There is a Game of Life example on GitHub which uses Ctries to selectively simulate only those parts of the Game of Life automaton which are currently active [4]. It also includes a Swing-based visualization of the Game of Life simulation, in which you can observe how tweaking the parameters affects performance.

The concurrent tries also support a linearizable, lock-free, constant
time `snapshot`

operation. This operation creates a new concurrent
trie with all the elements at a specific point in time, thus in effect
capturing the state of the trie at a specific point.
The `snapshot`

operation merely creates
a new root for the concurrent trie. Subsequent updates lazily rebuild the part of
the concurrent trie relevant to the update and leave the rest of the concurrent trie
intact. First of all, this means that the snapshot operation by itself is not expensive
since it does not copy the elements. Second, since the copy-on-write optimization copies
only parts of the concurrent trie, subsequent modifications scale horizontally.
The `readOnlySnapshot`

method is slightly more efficient than the
`snapshot`

method, but returns a read-only map which cannot be
modified. Concurrent tries also support a linearizable, constant-time
`clear`

operation based on the snapshot mechanism.
To learn more about how concurrent tries and snapshots work, see [1] and [2].

The iterators for concurrent tries are based on snapshots. Before the iterator object gets created, a snapshot of the concurrent trie is taken, so the iterator only traverses the elements in the trie at the time at which the snapshot was created. Naturally, the iterators use the read-only snapshot.

The `size`

operation is also based on the snapshot. A straightforward implementation, the `size`

call would just create an iterator (i.e. a snapshot) and traverse the elements to count them.
Every call to `size`

would thus require time linear in the number of elements. However, concurrent
tries have been optimized to cache sizes of their different parts, thus reducing the complexity
of the `size`

method to amortized logarithmic time. In effect, this means that after calling
`size`

once, subsequent calls to `size`

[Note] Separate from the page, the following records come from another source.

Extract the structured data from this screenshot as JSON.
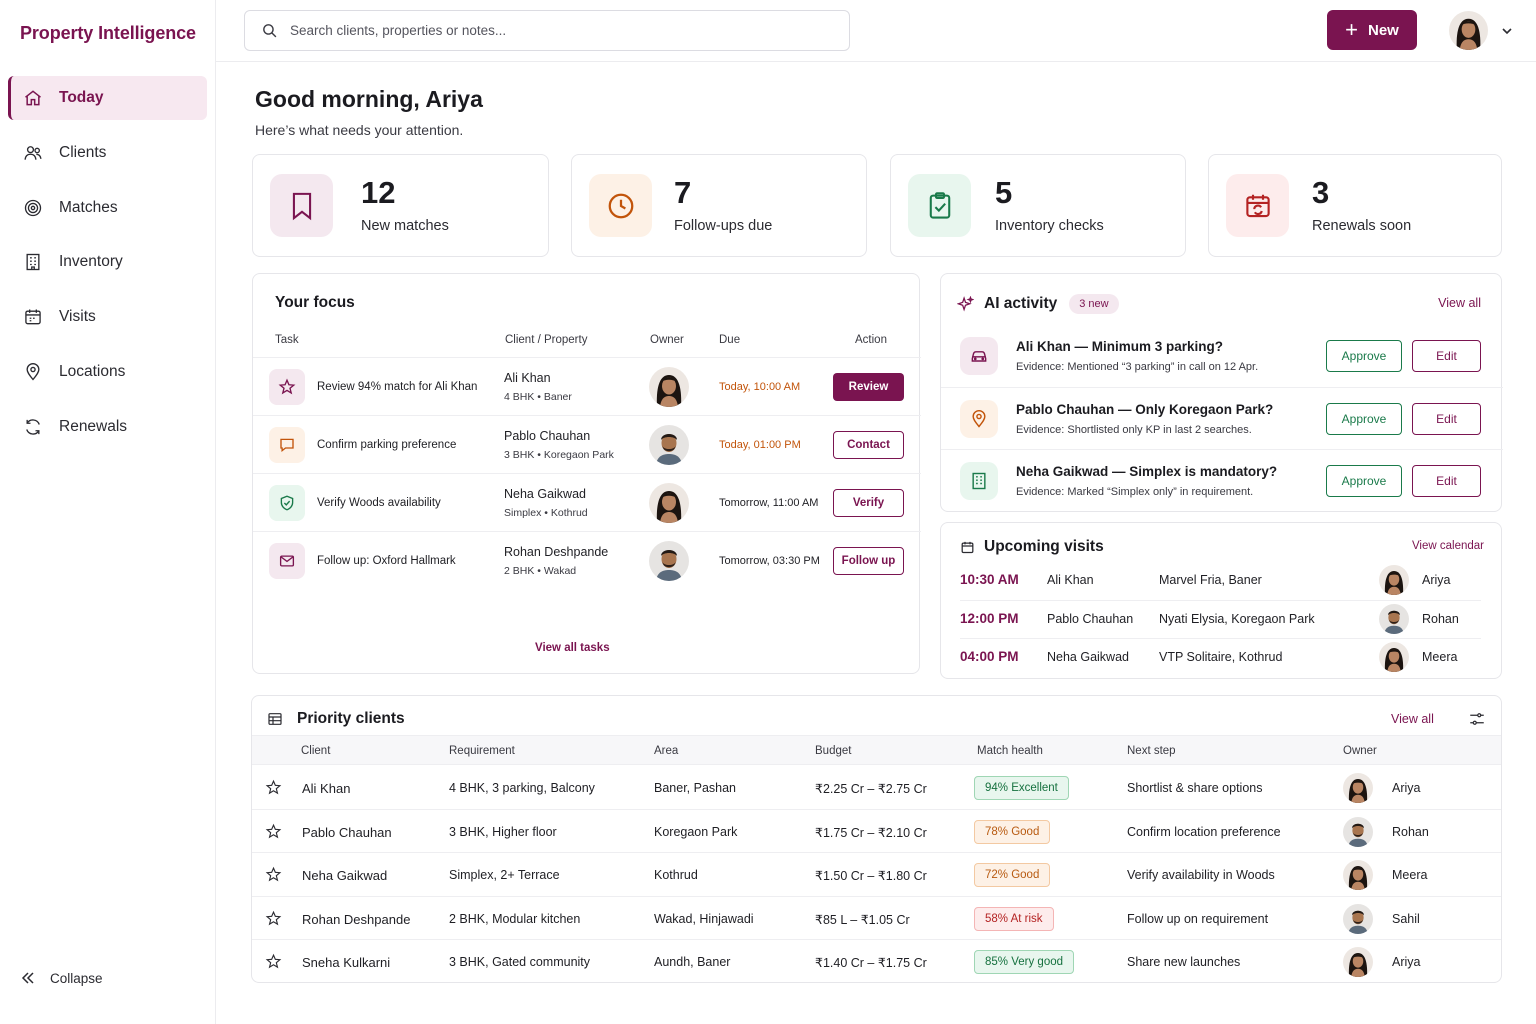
{
  "colors": {
    "brand": "#7a1450",
    "success": "#1a7a4a",
    "warning": "#c2540a",
    "danger": "#b42323"
  },
  "brand": "Property Intelligence",
  "sidebar": {
    "items": [
      {
        "label": "Today",
        "icon": "home-icon",
        "active": true
      },
      {
        "label": "Clients",
        "icon": "users-icon"
      },
      {
        "label": "Matches",
        "icon": "target-icon"
      },
      {
        "label": "Inventory",
        "icon": "building-icon"
      },
      {
        "label": "Visits",
        "icon": "calendar-icon"
      },
      {
        "label": "Locations",
        "icon": "pin-icon"
      },
      {
        "label": "Renewals",
        "icon": "refresh-icon"
      }
    ],
    "collapse_label": "Collapse"
  },
  "topbar": {
    "search_placeholder": "Search clients, properties or notes...",
    "new_label": "New"
  },
  "greeting": {
    "title": "Good morning, Ariya",
    "subtitle": "Here’s what needs your attention."
  },
  "stats": [
    {
      "value": "12",
      "label": "New matches",
      "icon": "bookmark-icon"
    },
    {
      "value": "7",
      "label": "Follow-ups due",
      "icon": "clock-icon"
    },
    {
      "value": "5",
      "label": "Inventory checks",
      "icon": "clipboard-check-icon"
    },
    {
      "value": "3",
      "label": "Renewals soon",
      "icon": "calendar-refresh-icon"
    }
  ],
  "focus": {
    "title": "Your focus",
    "headers": {
      "task": "Task",
      "client": "Client / Property",
      "owner": "Owner",
      "due": "Due",
      "action": "Action"
    },
    "rows": [
      {
        "task": "Review 94% match for Ali Khan",
        "client": "Ali Khan",
        "property": "4 BHK • Baner",
        "due": "Today, 10:00 AM",
        "action": "Review",
        "icon": "star-icon"
      },
      {
        "task": "Confirm parking preference",
        "client": "Pablo Chauhan",
        "property": "3 BHK • Koregaon Park",
        "due": "Today, 01:00 PM",
        "action": "Contact",
        "icon": "chat-icon"
      },
      {
        "task": "Verify Woods availability",
        "client": "Neha Gaikwad",
        "property": "Simplex • Kothrud",
        "due": "Tomorrow, 11:00 AM",
        "action": "Verify",
        "icon": "shield-check-icon"
      },
      {
        "task": "Follow up: Oxford Hallmark",
        "client": "Rohan Deshpande",
        "property": "2 BHK • Wakad",
        "due": "Tomorrow, 03:30 PM",
        "action": "Follow up",
        "icon": "mail-icon"
      }
    ],
    "view_all": "View all tasks"
  },
  "ai": {
    "title": "AI activity",
    "badge": "3 new",
    "view_all": "View all",
    "items": [
      {
        "title": "Ali Khan — Minimum 3 parking?",
        "evidence": "Evidence: Mentioned “3 parking” in call on 12 Apr.",
        "icon": "car-icon"
      },
      {
        "title": "Pablo Chauhan — Only Koregaon Park?",
        "evidence": "Evidence: Shortlisted only KP in last 2 searches.",
        "icon": "pin-icon"
      },
      {
        "title": "Neha Gaikwad — Simplex is mandatory?",
        "evidence": "Evidence: Marked “Simplex only” in requirement.",
        "icon": "building-icon"
      }
    ],
    "approve": "Approve",
    "edit": "Edit"
  },
  "visits": {
    "title": "Upcoming visits",
    "view_calendar": "View calendar",
    "rows": [
      {
        "time": "10:30 AM",
        "client": "Ali Khan",
        "place": "Marvel Fria, Baner",
        "owner": "Ariya"
      },
      {
        "time": "12:00 PM",
        "client": "Pablo Chauhan",
        "place": "Nyati Elysia, Koregaon Park",
        "owner": "Rohan"
      },
      {
        "time": "04:00 PM",
        "client": "Neha Gaikwad",
        "place": "VTP Solitaire, Kothrud",
        "owner": "Meera"
      }
    ]
  },
  "priority": {
    "title": "Priority clients",
    "view_all": "View all",
    "headers": {
      "client": "Client",
      "requirement": "Requirement",
      "area": "Area",
      "budget": "Budget",
      "health": "Match health",
      "next": "Next step",
      "owner": "Owner"
    },
    "rows": [
      {
        "client": "Ali Khan",
        "requirement": "4 BHK, 3 parking, Balcony",
        "area": "Baner, Pashan",
        "budget": "₹2.25 Cr – ₹2.75 Cr",
        "health": "94% Excellent",
        "tone": "green",
        "next": "Shortlist & share options",
        "owner": "Ariya"
      },
      {
        "client": "Pablo Chauhan",
        "requirement": "3 BHK, Higher floor",
        "area": "Koregaon Park",
        "budget": "₹1.75 Cr – ₹2.10 Cr",
        "health": "78% Good",
        "tone": "orange",
        "next": "Confirm location preference",
        "owner": "Rohan"
      },
      {
        "client": "Neha Gaikwad",
        "requirement": "Simplex, 2+ Terrace",
        "area": "Kothrud",
        "budget": "₹1.50 Cr – ₹1.80 Cr",
        "health": "72% Good",
        "tone": "orange",
        "next": "Verify availability in Woods",
        "owner": "Meera"
      },
      {
        "client": "Rohan Deshpande",
        "requirement": "2 BHK, Modular kitchen",
        "area": "Wakad, Hinjawadi",
        "budget": "₹85 L – ₹1.05 Cr",
        "health": "58% At risk",
        "tone": "red",
        "next": "Follow up on requirement",
        "owner": "Sahil"
      },
      {
        "client": "Sneha Kulkarni",
        "requirement": "3 BHK, Gated community",
        "area": "Aundh, Baner",
        "budget": "₹1.40 Cr – ₹1.75 Cr",
        "health": "85% Very good",
        "tone": "green",
        "next": "Share new launches",
        "owner": "Ariya"
      }
    ]
  }
}
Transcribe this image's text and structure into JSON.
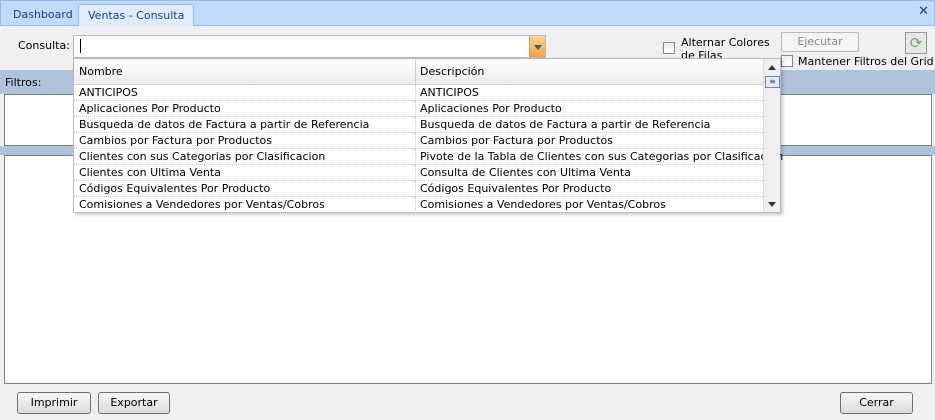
{
  "tabs": [
    {
      "label": "Dashboard"
    },
    {
      "label": "Ventas - Consulta",
      "active": true
    }
  ],
  "toolbar": {
    "consulta_label": "Consulta:",
    "consulta_value": "",
    "alternar_label": "Alternar Colores de Filas",
    "alternar_checked": false,
    "ejecutar_label": "Ejecutar",
    "mantener_label": "Mantener Filtros del Grid",
    "mantener_checked": false,
    "refresh_icon": "refresh-clock-icon"
  },
  "filters": {
    "label": "Filtros:"
  },
  "dropdown": {
    "columns": [
      "Nombre",
      "Descripción"
    ],
    "rows": [
      [
        "ANTICIPOS",
        "ANTICIPOS"
      ],
      [
        "Aplicaciones Por Producto",
        "Aplicaciones Por Producto"
      ],
      [
        "Busqueda de datos de Factura a partir de Referencia",
        "Busqueda de datos de Factura a partir de Referencia"
      ],
      [
        "Cambios por Factura por Productos",
        "Cambios por Factura por Productos"
      ],
      [
        "Clientes con sus Categorias por Clasificacion",
        "Pivote de la Tabla de Clientes con sus Categorias por Clasificacion"
      ],
      [
        "Clientes con Ultima Venta",
        "Consulta de Clientes con Ultima Venta"
      ],
      [
        "Códigos Equivalentes Por Producto",
        "Códigos Equivalentes Por Producto"
      ],
      [
        "Comisiones a Vendedores por Ventas/Cobros",
        "Comisiones a Vendedores por Ventas/Cobros"
      ]
    ]
  },
  "footer": {
    "imprimir": "Imprimir",
    "exportar": "Exportar",
    "cerrar": "Cerrar"
  },
  "colors": {
    "tabbar": "#c2dafc",
    "panel_header": "#afc4dc",
    "combo_arrow": "#f2a33a"
  }
}
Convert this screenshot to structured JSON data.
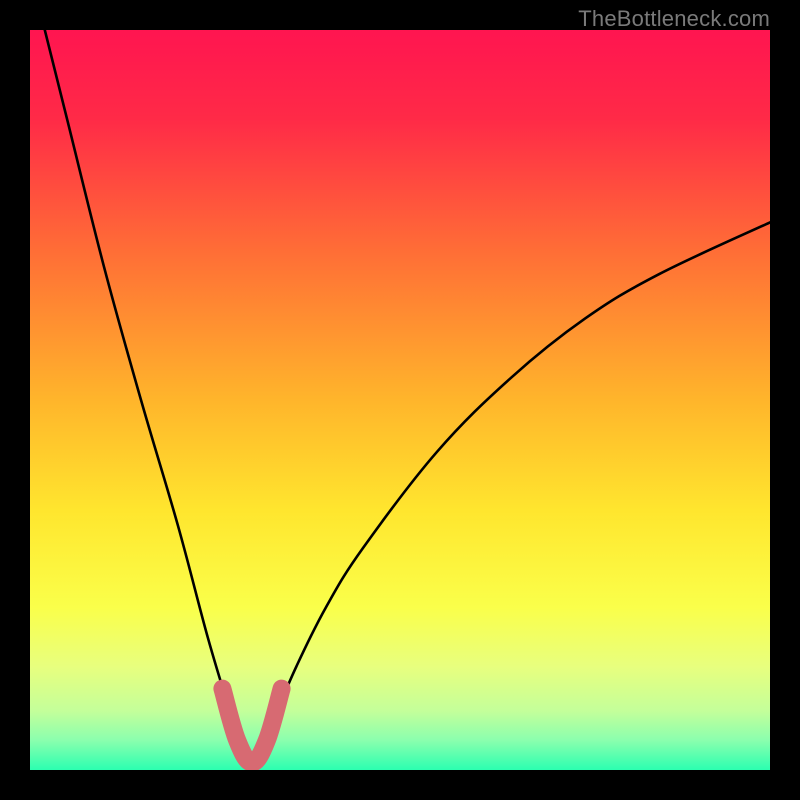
{
  "watermark": "TheBottleneck.com",
  "chart_data": {
    "type": "line",
    "title": "",
    "xlabel": "",
    "ylabel": "",
    "xlim": [
      0,
      100
    ],
    "ylim": [
      0,
      100
    ],
    "series": [
      {
        "name": "bottleneck-curve",
        "type": "line",
        "kind": "abs-deviation",
        "min_x": 30,
        "note": "V-shaped curve: steep left descent to a flat minimum near x≈30, asymptotic rise toward right.",
        "x": [
          2,
          5,
          10,
          15,
          20,
          24,
          27,
          29,
          30,
          31,
          33,
          36,
          40,
          45,
          55,
          65,
          75,
          85,
          100
        ],
        "values": [
          100,
          88,
          68,
          50,
          33,
          18,
          8,
          2,
          0,
          2,
          7,
          14,
          22,
          30,
          43,
          53,
          61,
          67,
          74
        ]
      },
      {
        "name": "highlight-band",
        "type": "line",
        "kind": "threshold-marker",
        "color": "#d76a72",
        "note": "Thick salmon U-shaped marker at the curve minimum (optimal region).",
        "x": [
          26,
          28,
          30,
          32,
          34
        ],
        "values": [
          11,
          4,
          1,
          4,
          11
        ]
      }
    ],
    "background": {
      "type": "vertical-gradient",
      "stops": [
        {
          "pos": 0.0,
          "color": "#ff1550"
        },
        {
          "pos": 0.12,
          "color": "#ff2a47"
        },
        {
          "pos": 0.3,
          "color": "#ff6e36"
        },
        {
          "pos": 0.5,
          "color": "#ffb52b"
        },
        {
          "pos": 0.65,
          "color": "#ffe62e"
        },
        {
          "pos": 0.78,
          "color": "#faff4a"
        },
        {
          "pos": 0.86,
          "color": "#e8ff7e"
        },
        {
          "pos": 0.92,
          "color": "#c4ff9a"
        },
        {
          "pos": 0.96,
          "color": "#8affae"
        },
        {
          "pos": 1.0,
          "color": "#2bffb0"
        }
      ]
    }
  }
}
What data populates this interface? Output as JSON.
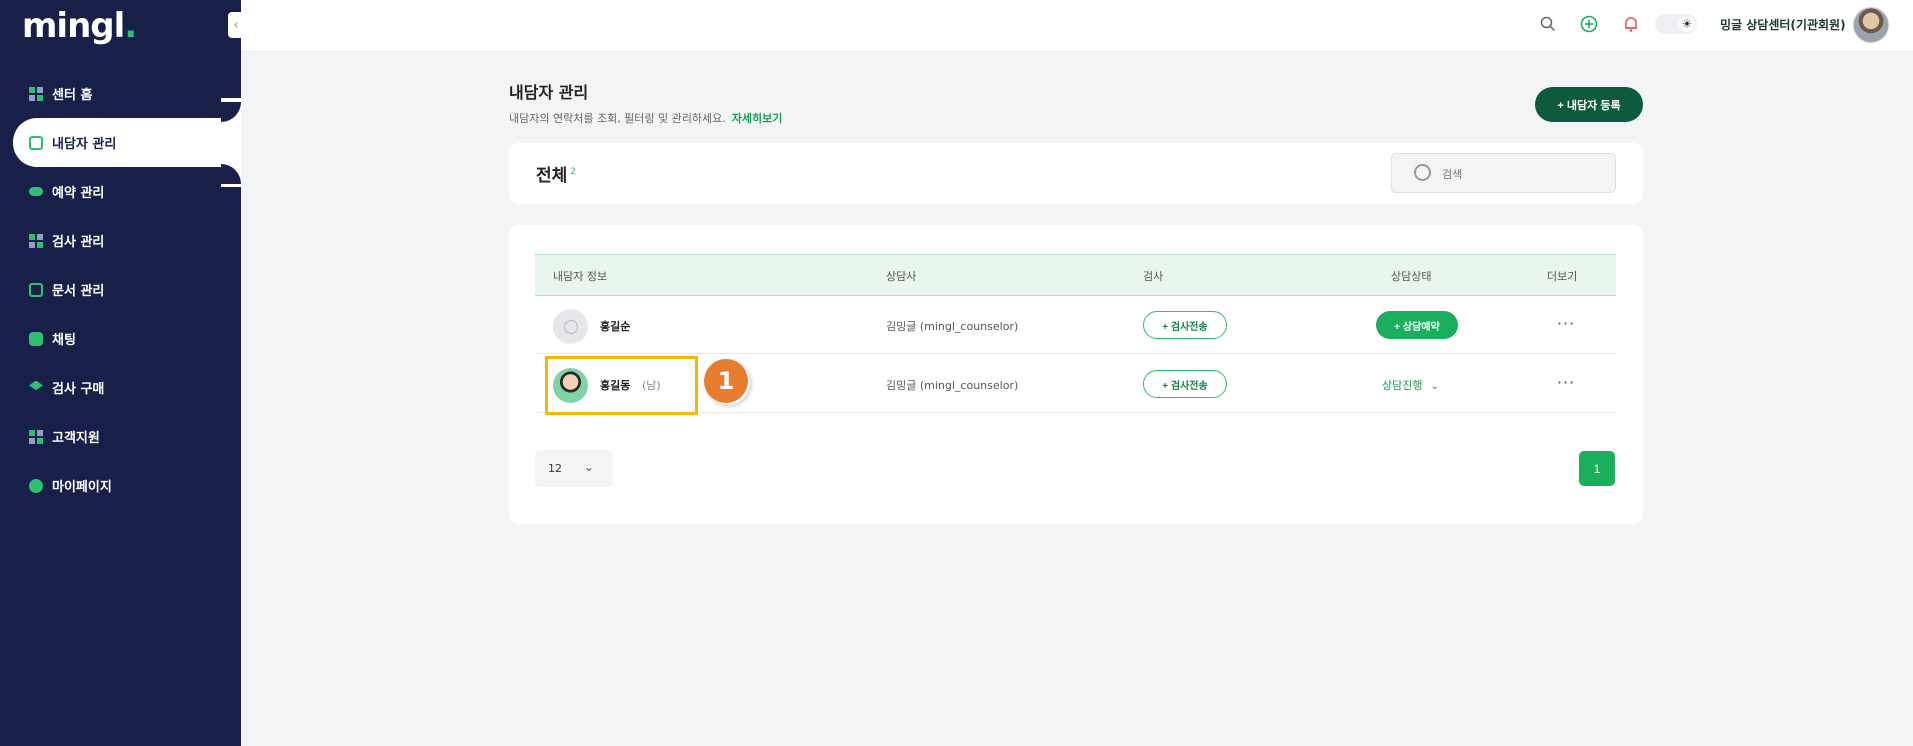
{
  "app": {
    "logo_text": "mingl",
    "logo_dot": "."
  },
  "sidebar": {
    "collapse_glyph": "‹",
    "items": [
      {
        "label": "센터 홈",
        "icon": "grid-icon"
      },
      {
        "label": "내담자 관리",
        "icon": "user-card-icon",
        "active": true
      },
      {
        "label": "예약 관리",
        "icon": "toggle-icon"
      },
      {
        "label": "검사 관리",
        "icon": "grid-icon"
      },
      {
        "label": "문서 관리",
        "icon": "document-icon"
      },
      {
        "label": "채팅",
        "icon": "chat-icon"
      },
      {
        "label": "검사 구매",
        "icon": "graduation-cap-icon"
      },
      {
        "label": "고객지원",
        "icon": "grid-icon"
      },
      {
        "label": "마이페이지",
        "icon": "person-icon"
      }
    ]
  },
  "header": {
    "user_name": "밍글 상담센터(기관회원)"
  },
  "page": {
    "title": "내담자 관리",
    "description": "내담자의 연락처를 조회, 필터링 및 관리하세요.",
    "detail_link": "자세히보기",
    "register_button": "+ 내담자 등록"
  },
  "filter": {
    "title": "전체",
    "count": "2",
    "search_placeholder": "검색"
  },
  "table": {
    "headers": [
      "내담자 정보",
      "상담사",
      "검사",
      "상담상태",
      "더보기"
    ],
    "rows": [
      {
        "name": "홍길순",
        "gender": "",
        "counselor": "김밍글 (mingl_counselor)",
        "test_button": "+ 검사전송",
        "status_button": "+ 상담예약",
        "more": "···"
      },
      {
        "name": "홍길동",
        "gender": "(남)",
        "counselor": "김밍글 (mingl_counselor)",
        "test_button": "+ 검사전송",
        "status": "상담진행",
        "more": "···"
      }
    ]
  },
  "annotation": {
    "step": "1"
  },
  "pagination": {
    "per_page": "12",
    "current_page": "1"
  },
  "colors": {
    "sidebar_bg": "#18204a",
    "accent_green": "#1aaf5d",
    "dark_green": "#0e5a3c",
    "highlight": "#f5b800",
    "badge": "#e87d2f"
  }
}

will require a minimum amount of work, typically recomputing
the size only for those branches of the trie which have been modified since the last `size`

call.
Additionally, size computation for parallel concurrent tries is performed in parallel.